An
© copyright       Created and Developed by Thorsen Services
design
website
The net is yours to conquer
An Educational Emergency
The Progress in International Reading and Literacy Study of 2016 report gave the results of one of the most scientifice studies to date - 12,810 pupils were tested in 293 South African schools - on the state of reading in Grade 4 pupils. This study found that 78% of the children tested are functionally illiterate. They sound words but do not understand the meaning of what they have read. 50 countries were tested, and South Africa came last. Up to Grade 4 children learn to read, from Grade 4 they read to learn. The implications of lack of literacy in schools are serious. The ability to read is fundamental to the ability to achieve results in any subject at school. The government has known about this problem for many years, and it’s response has not been to raise the standard of education, but instead to lower it, in order to achieve the desired result of children passing their grades. The path of least resistance is very seldom a good idea, and very definitely reducing standards is not in the best interests of students, the educational system, or the country. Those responsible for education in our government have a lot to answer for. Private school education is not the answer - it works only for children whose parents have resources but the vast majority of children in primary school have no chance of a productive educational environment. What we need to do is create an awareness of this state of affairs and become involved in some constructive manner. Donating books assumes the ability to read - we need to educate the educators at provincial and national levels. It would do no harm to ensure that ALL teachers are suitably qualified and that minimum class sizes are optimised to conform to international standards. Perhaps parents could provide incentives to public school teachers who consistently achieve results in teaching their children to read. Compulsory education is a myth. They may be compelled to teach, but very few of them are compelled to learn. Teaching is the one profession that creates all other professions. And teaching children to read is as important as teaching advanced mathematics.
Hosted By:
Thorsen Services
Many, if not most, of our teachers enter the profession without any enthusiasm for the job. It’s “just a job”, a means of getting a pay cheque at month end. And further education would be completely lost on them. In the public school system there are a number of teachers who derive satisfaction from teaching, a few who do not abuse sick leave privelages, and some who who actually care about the children they teach. These teachers should be honoured and rewarded by the community.
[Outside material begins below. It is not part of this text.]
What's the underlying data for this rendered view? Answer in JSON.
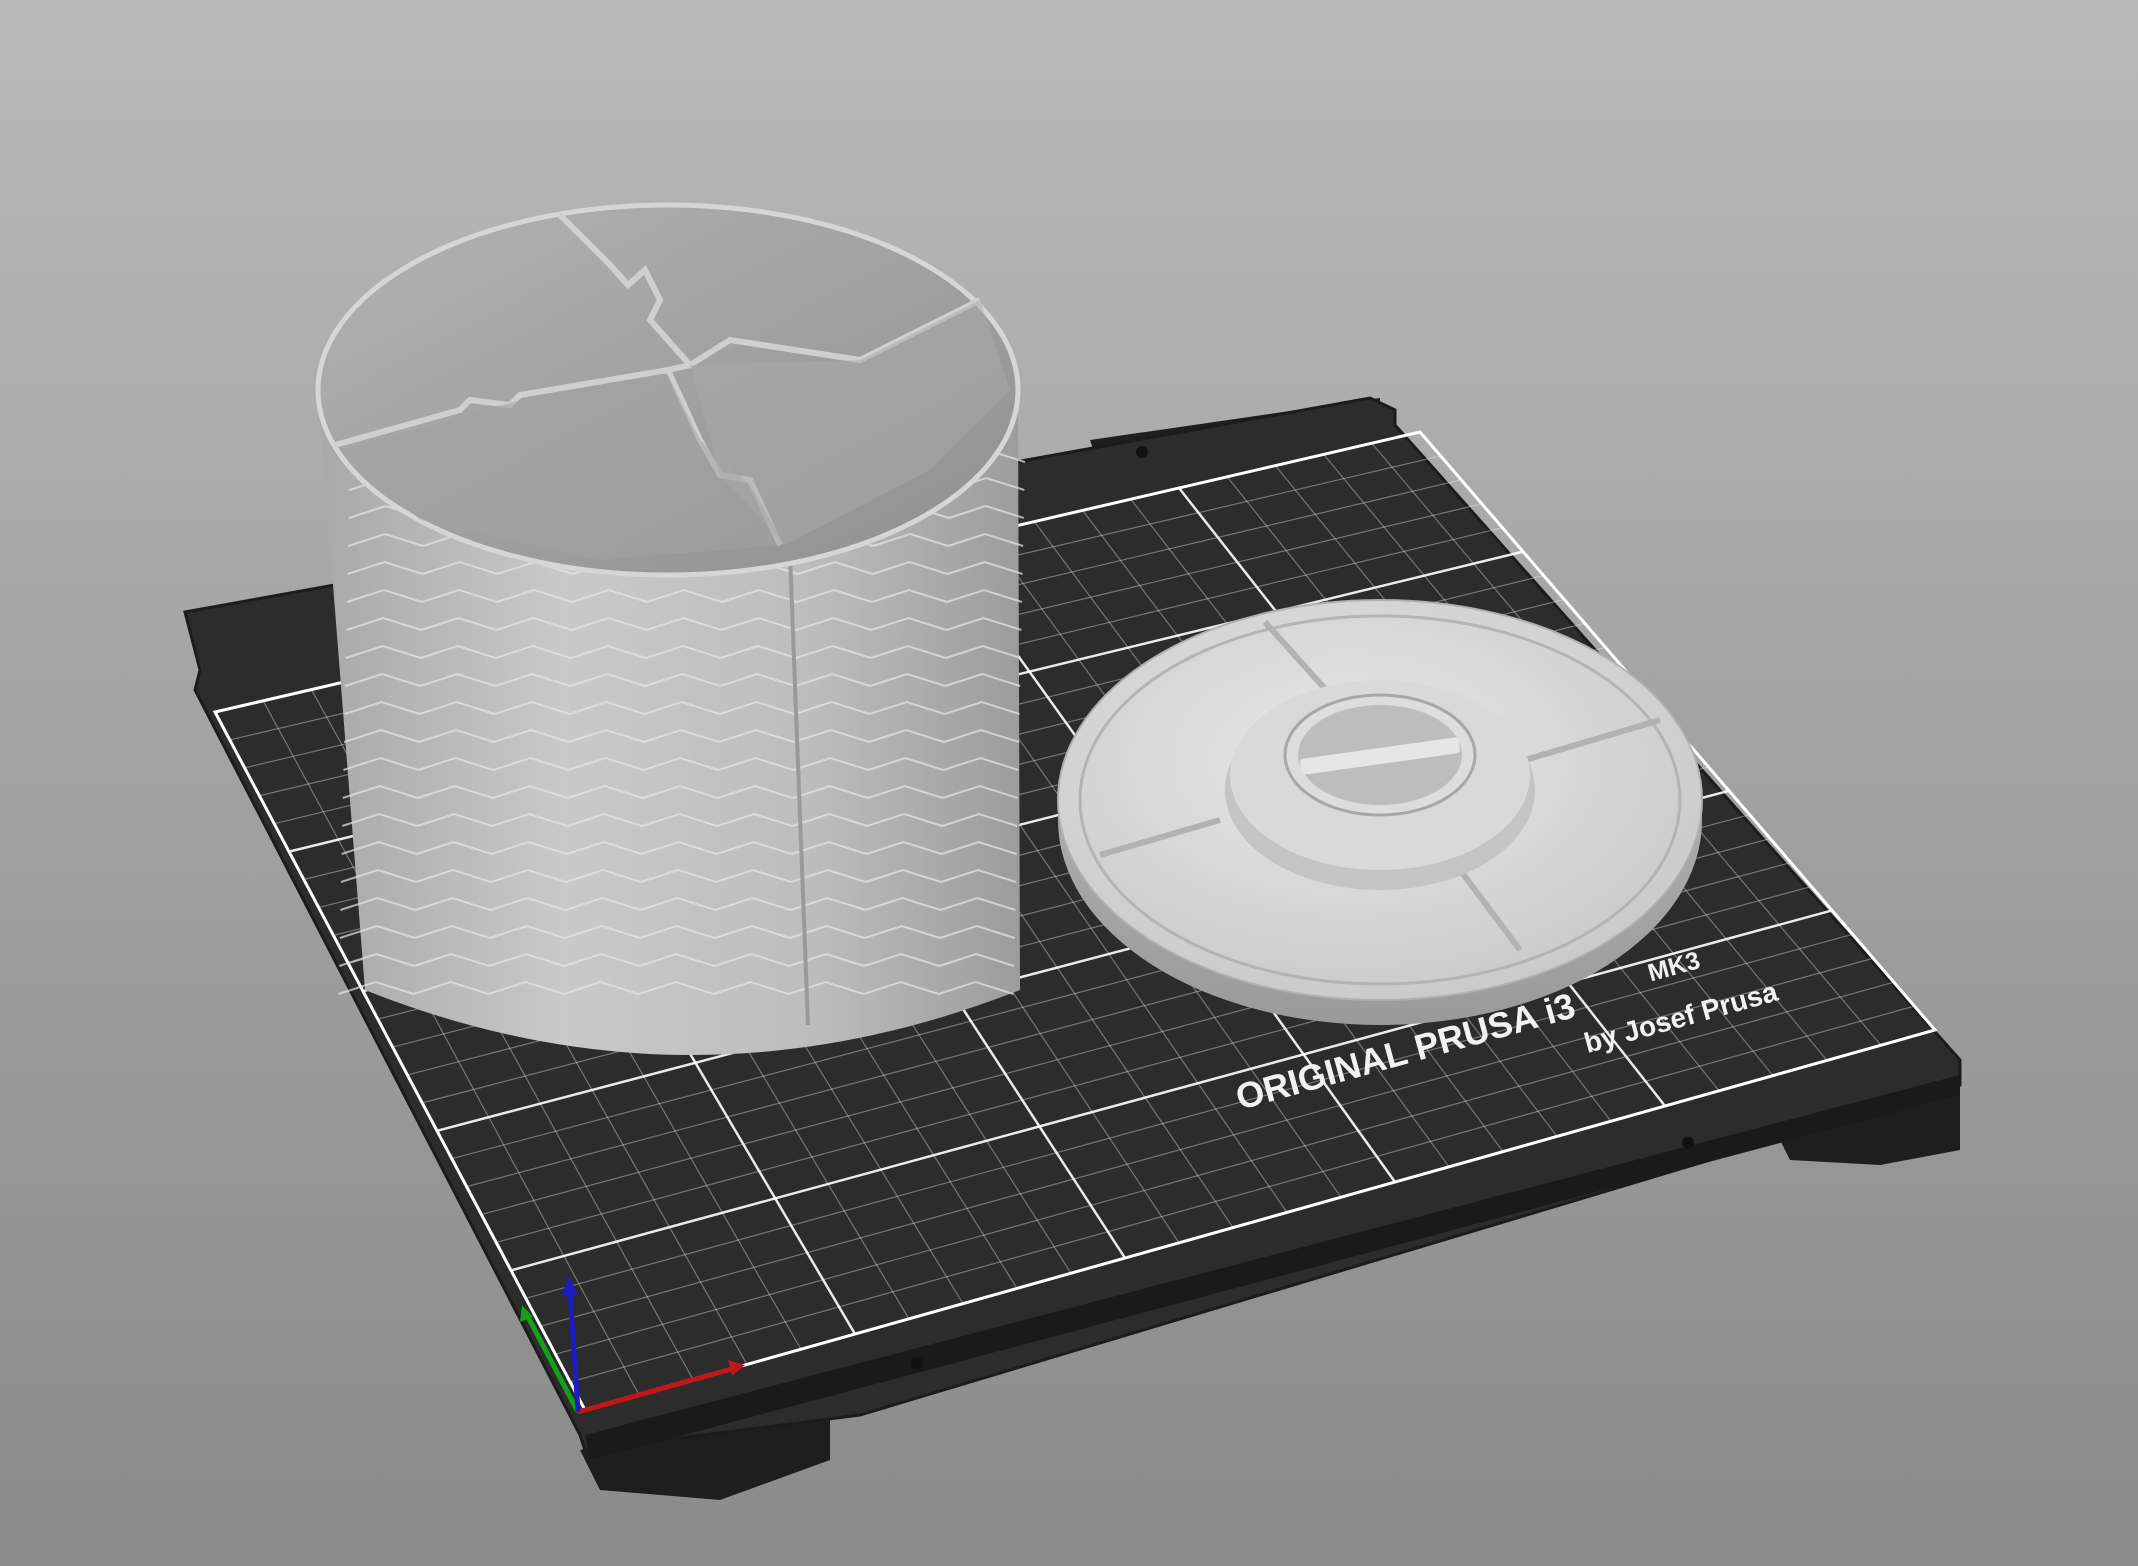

As for the rest, is there perhaps some connection between this state of affairs and our abysmal literacy rates in grade 4 and a badly broken school system all the way up to matric?
© copyright             Created and Developed by Thorsen Services        President: Bob Thorsen   Vice President: Trevor Thorsen
design
Thorsen Services
The net is yours to conquer
website
Links Links Language Matters Language Matters
An Educational Emergency
Please see our Desktop site
The Progress in International Reading and Literacy Study of 2016 report gave the results of one of the most scientifice studies to date - 12,810 pupils were tested in 293 South African schools - on the state of reading in Grade 4 pupils. This study found that 78% of the children tested are functionally illiterate. They sound words but do not understand the meaning of what they have read. 50 countries were tested, and South Africa came last. Up to Grade 4 children learn to read, from Grade 4 they read to learn. The implications of lack of literacy in schools are serious. The ability to read is fundamental to the ability to achieve results in any subject at school. The government has known about this problem for many years, and it’s response has not been to raise the standard of education, but instead to lower it, in order to achieve the desired result of children passing their grades. The path of least resistance is very seldom a good idea, and very definitely reducing standards is not in the best interests of students, the educational system, or the country. Those responsible for education in our government have a lot to answer for. Private school education is not the answer - it works only for children whose parents have resources but the vast majority of children in primary school have no chance of a productive educational environment.
What we need to do is create an awareness of this state of affairs and become involved in some constructive manner. Donating books assumes the ability to read - we need to educate the educators at provincial and national levels. It would do no harm to ensure that ALL teachers are suitably qualified and that minimum class sizes are optimised to conform to international standards. Perhaps parents could provide incentives to public school teachers who consistently achieve results in teaching their children to read. Compulsory education is a myth. They may be compelled to teach, but very few of them are compelled to learn. Teaching is the one profession that creates all other professions. And teaching children to read is as important as teaching advanced mathematics.